Nineteen states have barred attempts at making gay people straight. Should the federal government follow?
Conversion therapy is the attempted process of switching gay or potentially gay people — most frequently adolescents — to heretosexuality. An estimated 698,000 American adults have undergone the therapy at some point in their lives, according to the UCLA School of Law’s Williams Institute.
California became the first state to ban the practice for minors in 2012. Since then, a total of 19 states now ban the practice. For the most part they’re blue states, although Utah banned the practice in January.
About 52% of the estimated LGBTQ population still lives in states that allow conversion therapy.
What the legislation does
The Therapeutic Fraud Prevention Act would institute a federal ban on conversion therapy.
What supporters say
Supporters argue conversion therapy is a dangerous and discriminatory attempt to change a critical aspect of a person’s identity which likely can’t — or at least shouldn’t — be changed.
“Conversion therapy is a fraudulent practice based on the prejudiced belief that someone can or should change their sexual orientation or gender identity,” Rep. Lieu said in a press release. “It inflicts immeasurable harm on those subjected to it, and turns a profit for scammers posing as mental health professionals… Now it’s time to end this scam in all states and pass a federal ban.”
“In 2019, we know that being a member of the LGBTQIA+ community isn’t an affliction, a disease, or some chronic condition requiring medical treatment. Rather, the politicians who say it is are on the wrong side of history,” Sen. Murray said in a Senate floor speech. “And it’s a practice that’s especially harmful to LGBTQIA+ children, who we already know are vulnerable to increased harassment and discrimination because of who they are.”
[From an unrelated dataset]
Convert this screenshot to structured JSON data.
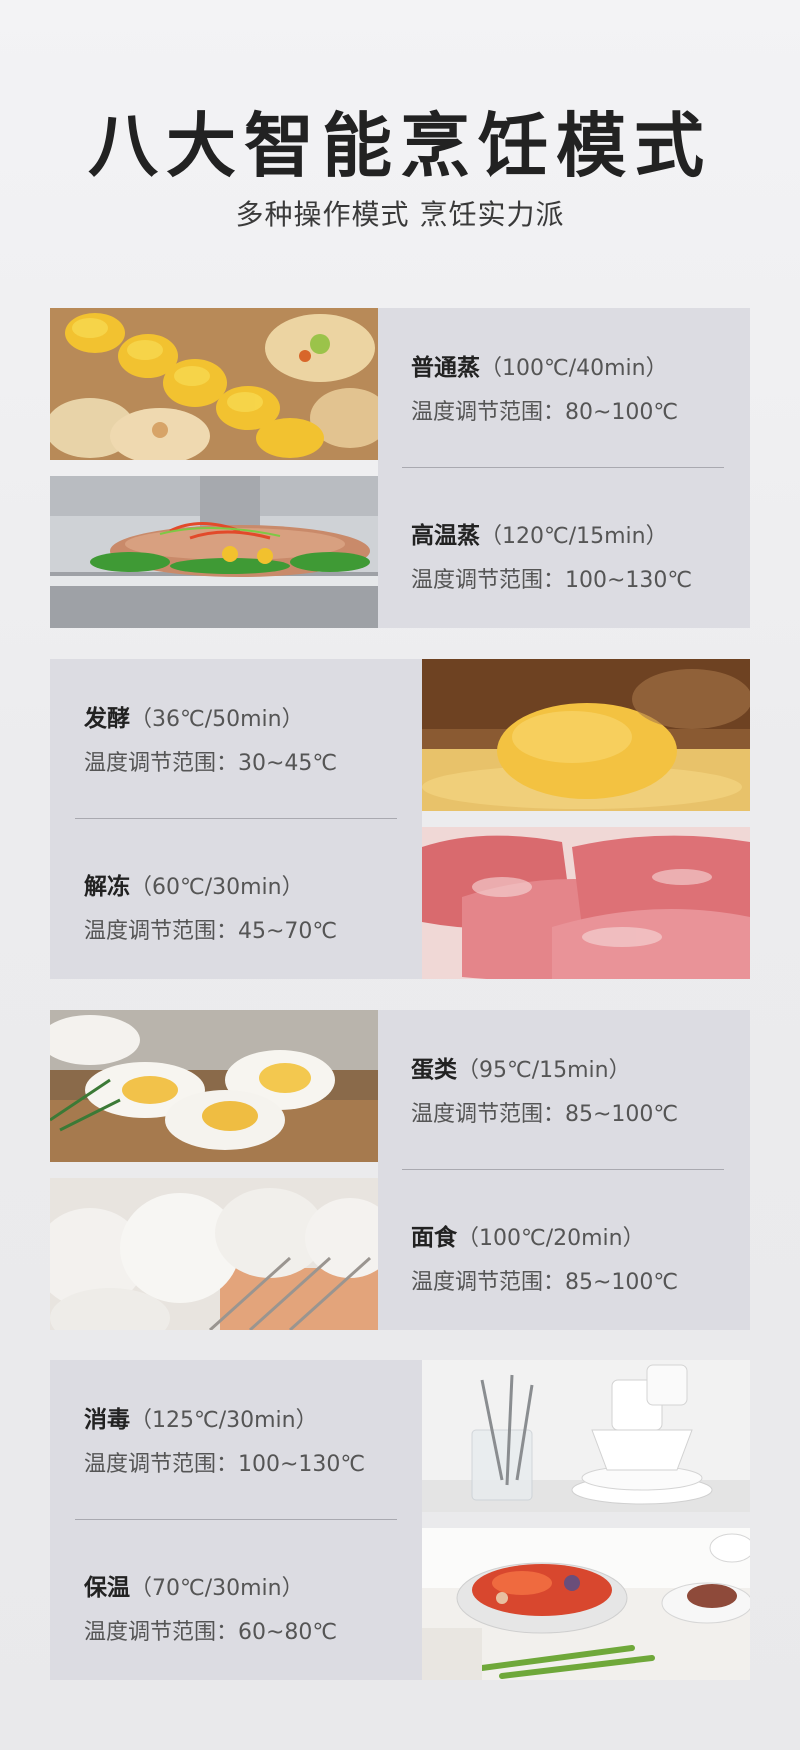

What opponents say
A surprising jurisdiction repealed its existing ban on conversion therapy in September: New York City, pressured by a lawsuit filed by local Orthodox Jewish psychotherapist Dovid Schwartz.
“The government does not belong in a therapist’s office,” Schwartz said. “I’m relieved that the city council has decided not to step into my office and tell my patients what we can and cannot talk about — something it has no right to do. My patients come to me voluntarily, with every man or woman who walks through my door seeking help to live the life they want to live. And I’ve seen many of them achieve the outcome they want.”
“Because of the community I serve, nearly all my patients share my faith, and they seek out my counsel about issues of sexuality and family in part because my perspective is grounded in our mutual Jewish faith and shared respect for Torah teachings,” Schwartz continued. “I’m grateful that my city council is no longer threatening to censor those conversations and impose government-approved orthodoxy on me or my patients.”
Odds of passage
The House version has attracted 135 Democratic cosponsors. It awaits a potential vote in the House Energy and Commerce Committee.
A House version introduced in the previous Congress in April 2017 received an even larger 177 Democratic cosponsors, despite fewer Democrats in the chamber at the time. It never received a vote in the then Republican-controlled chamber.
The Senate version has attracted 30 cosponsors: 29 Democrats and one independent. It awaits a potential vote in the Senate Commerce, Science, and Transportation Committee. Odds of passage are low in the Republican-controlled chamber.
A Senate version introduced in the previous Congress in April 2017 attracted 34 cosponsors — 33 Democrats and one independent — but never received a vote.